www.wired.comLet's take a moment and listen to this song about Dig Dug, as sung by Chubby Checker.
Posted By C. M. Rubin on Mar 5, 2014 “This is a story about how love changes over time…The hope is that the emotion of that theme + a twisting thriller plot + great tunes = something unique and exciting for audiences.” – Kyle Jarrow What does it take today to create the next hit musical theater show…
www.cmrubinworld.comPosted By C. M. Rubin on Mar 5, 2014 “This is a story about how love changes over time…The hope is that the emotion of that theme + a twisting thriller plot + great tunes = something unique and exciting for audiences.” – Kyle Jarrow What does it take today to create the next hit musical theater show…
The Global Search for Education: The Master – Renée FlemingPosted By C. M. Rubin on Nov 19, 2013 “Study after study has shown that arts education develops students’ creativity and problem-solving skills, attributes that are crucial for success in almost any field.” — Renée FlemingL to R Vera Kahn,…

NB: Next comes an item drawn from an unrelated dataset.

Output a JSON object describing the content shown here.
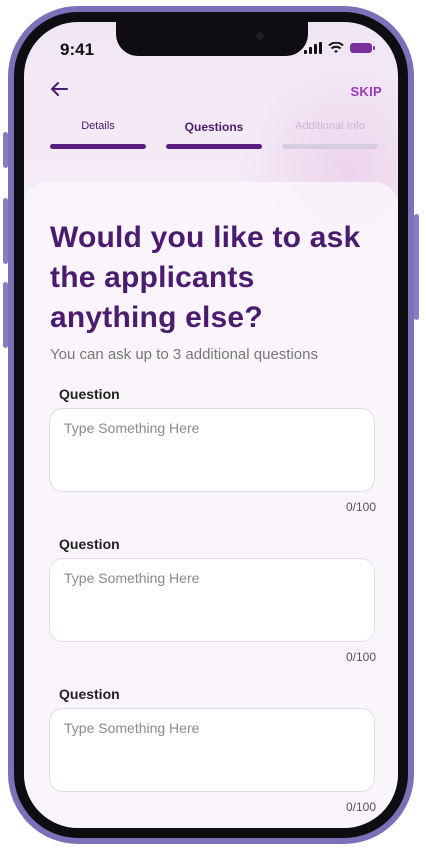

www.cmrubinworld.comThe Global Search for Education: The Master – Renée FlemingPosted By C. M. Rubin on Nov 19, 2013 “Study after study has shown that arts education develops students’ creativity and problem-solving skills, attributes that are crucial for success in almost any field.” — Renée FlemingL to R Vera Kahn,…
A new band method called Sound Fundamentals is being provided for free. Print it or use it on a tablet with all of your beginning band students!
www.musicedmagic.comA new band method called Sound Fundamentals is being provided for free. Print it or use it on a tablet with all of your beginning band students!